A Response To The Orlando Massacre

Any man’s death diminishes me, because I am involved in mankind.”

(from “No Man is an Island” by John Donne)

Dear HUMC Members and Friends,

The words of John Donne reflect the weight and context of grief that he bore in response to the deaths that he had witnessed and acknowledged. As a nation and as members of humanity, we grieve collectively as we learn more details of another senseless act of violence that bears the infamous distinction of being the largest loss of life resulting from gun violence. We are gripped by perplexing questions: Why? How many more lives will be lost? What could have possibly fueled such unbridled rage and hatred? How will we respond?

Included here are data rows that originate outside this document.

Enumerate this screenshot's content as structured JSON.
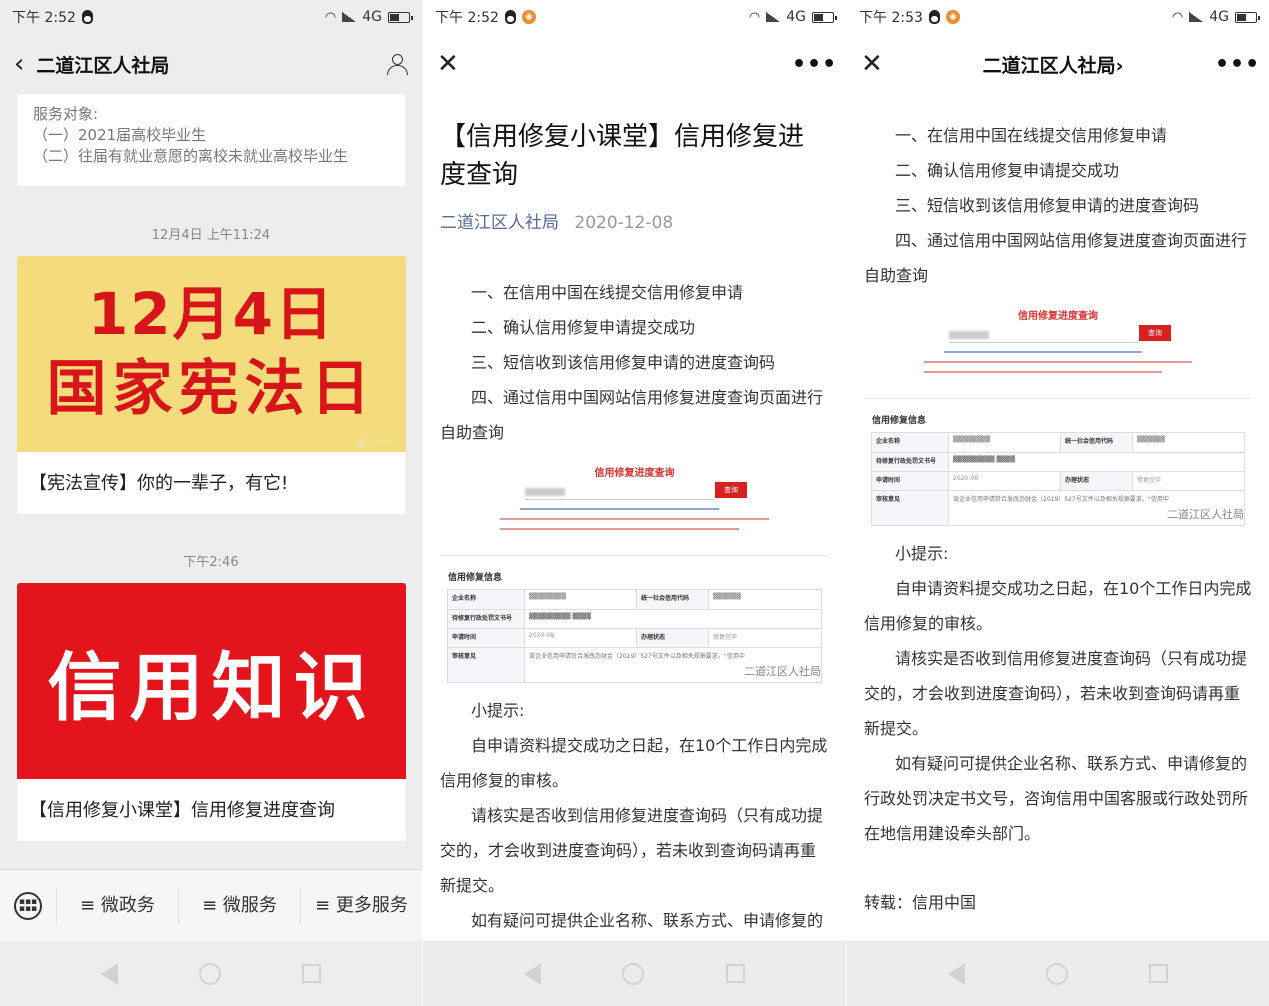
{
  "phone1": {
    "status": {
      "time": "下午 2:52",
      "net": "4G"
    },
    "nav": {
      "title": "二道江区人社局"
    },
    "service": {
      "lines": [
        "服务对象:",
        "（一）2021届高校毕业生",
        "（二）往届有就业意愿的离校未就业高校毕业生"
      ]
    },
    "messages": [
      {
        "time": "12月4日 上午11:24",
        "banner_line1": "12月4日",
        "banner_line2": "国家宪法日",
        "caption": "【宪法宣传】你的一辈子，有它!"
      },
      {
        "time": "下午2:46",
        "banner_line1": "信用知识",
        "caption": "【信用修复小课堂】信用修复进度查询"
      }
    ],
    "menu": [
      {
        "label": "≡ 微政务"
      },
      {
        "label": "≡ 微服务"
      },
      {
        "label": "≡ 更多服务"
      }
    ]
  },
  "phone2": {
    "status": {
      "time": "下午 2:52",
      "net": "4G"
    },
    "article": {
      "title": "【信用修复小课堂】信用修复进度查询",
      "account": "二道江区人社局",
      "date": "2020-12-08",
      "steps": [
        "一、在信用中国在线提交信用修复申请",
        "二、确认信用修复申请提交成功",
        "三、短信收到该信用修复申请的进度查询码",
        "四、通过信用中国网站信用修复进度查询页面进行自助查询"
      ],
      "image": {
        "search_title": "信用修复进度查询",
        "search_btn": "查询",
        "table_caption": "信用修复信息",
        "rows": [
          {
            "k1": "企业名称",
            "k2": "统一社会信用代码"
          },
          {
            "k1": "待修复行政处罚文书号"
          },
          {
            "k1": "申请时间",
            "v1": "2020-08",
            "k2": "办理状态",
            "v2": "修复完毕"
          },
          {
            "k1": "审核意见",
            "v1": "该企业信用申请符合发改办财金（2019）527号文件以及相关规章要求。“信用中"
          }
        ],
        "watermark": "二道江区人社局"
      },
      "tip_title": "小提示:",
      "tips": [
        "自申请资料提交成功之日起，在10个工作日内完成信用修复的审核。",
        "请核实是否收到信用修复进度查询码（只有成功提交的，才会收到进度查询码），若未收到查询码请再重新提交。",
        "如有疑问可提供企业名称、联系方式、申请修复的行"
      ]
    }
  },
  "phone3": {
    "status": {
      "time": "下午 2:53",
      "net": "4G"
    },
    "nav": {
      "title": "二道江区人社局›"
    },
    "article": {
      "steps": [
        "一、在信用中国在线提交信用修复申请",
        "二、确认信用修复申请提交成功",
        "三、短信收到该信用修复申请的进度查询码",
        "四、通过信用中国网站信用修复进度查询页面进行自助查询"
      ],
      "image": {
        "search_title": "信用修复进度查询",
        "search_btn": "查询",
        "table_caption": "信用修复信息",
        "rows": [
          {
            "k1": "企业名称",
            "k2": "统一社会信用代码"
          },
          {
            "k1": "待修复行政处罚文书号"
          },
          {
            "k1": "申请时间",
            "v1": "2020-08",
            "k2": "办理状态",
            "v2": "修复完毕"
          },
          {
            "k1": "审核意见",
            "v1": "该企业信用申请符合发改办财金（2019）527号文件以及相关规章要求。“信用中"
          }
        ],
        "watermark": "二道江区人社局"
      },
      "tip_title": "小提示:",
      "tips": [
        "自申请资料提交成功之日起，在10个工作日内完成信用修复的审核。",
        "请核实是否收到信用修复进度查询码（只有成功提交的，才会收到进度查询码），若未收到查询码请再重新提交。",
        "如有疑问可提供企业名称、联系方式、申请修复的行政处罚决定书文号，咨询信用中国客服或行政处罚所在地信用建设牵头部门。"
      ],
      "source": "转载：信用中国"
    }
  },
  "colors": {
    "accent_red": "#e3141b",
    "banner_yellow": "#f4dc7c",
    "link_blue": "#576b95"
  }
}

The victims were not chosen randomly. They were patrons of a nightclub popular among members of the LBGT community. Some have feebly sought a rationale for the lone gunman’s rage. Some have suggested religious extremism. Others have blamed underlying mental health issues as being responsible for the domestic violence exhibited during his brief marriage and ultimately, the unimaginable mayhem unleashed on complete strangers.

Blog_rev mccoy_orlando shooting responseRegardless of the wide-ranging speculation, one fact is certain–sadly, we’ve been here before. Stories of random acts of gun violence have become so commonplace that they hardly garner much attention. The incident at “The Pulse” in Orlando feels different, but so did Columbine, so did Emmanuel AME, so did Gabby Giffords, so did San Bernadino, and the list goes on. So what will change? We are all different now. We are a little less because of the inexplicable deaths of others. John Donne is right. We are a part of humanity and the life (and death) of any human impacts each of us.

We must not only examine the perpetrator’s targets, we must also examine his tactics and his tools. What was he trying to accomplish by shooting these innocent, defenseless individuals while wielding tools of war? How long had he possessed these specific weapons and what emotions did they generate? How can any civilian justify possessing a high-capacity, high-caliber weapon that is designed for a battlefield? The questions are endless and exhausting.

Yet, in the midst of hopelessness, despair, and grief that may seem inconsolable and acts that defy reason, we offer words of grace and signs of peace. Most importantly, we should engage in deeds of determined action to significantly reduce, if not eliminate, the likelihood of any similar horrific acts. As people of faith, we honor every life that God has created. Amidst the continued carnage, bloodied bodies, and chaos, we stand as witnesses of the promises of God that we shall not all die, but we will all be changed.

How you and I respond to violence will make all the difference. Some have compared the responses to the attack in Orlando to the responses witnessed following the attacks on September 11 and the attack at Emmanuel AME church–the vile act of hatred that was intended to highlight differences resulted in the identification of similarities. Following the terrorist attacks September 11, there was a greater sense of patriotism and an increase in attendance in places of worship. Following the attack in South Carolina, there was a renewal of understanding regarding the historic role of the church. In both cases, the attacks were intended to destroy symbols of power and strength. However, the result was a resounding refrain reflecting the bold determination to persevere.

In the aftermath of Orlando, there will be a cacophony of voices offering explanations and analyses. As a people of faith, as a church, and as a denomination, we have the sacred obligation to offer witness to the source of our strength and light that helps us each day to stand. Rev. Dr. Charles Albert Tindley penned the words to a powerful hymn of the church “Beams of Heaven” which remind us, “Harder yet may be the fight, right may often yield to might; wickedness a while may reign and Satan’s cause may seem to gain. There is a God who rules above with a hand of power and a heart of love; if I am right, He’ll fight my battle, I shall have peace someday.”

We offer prayers for all of the victims and their families as they attempt to make sense of the senseless. We also offer prayers for unity, strength, safety, and peace for those who have become targets of inappropriate retaliatory actions.

In Christ,
Staff_Jon McCoy thumbnail smallRev. Dr. Jon E. McCoy
Senior Pastor
Office: (630) 325-1280

 

Photo credit above: Phelan M. Ebenhack/AP

Comments are closed.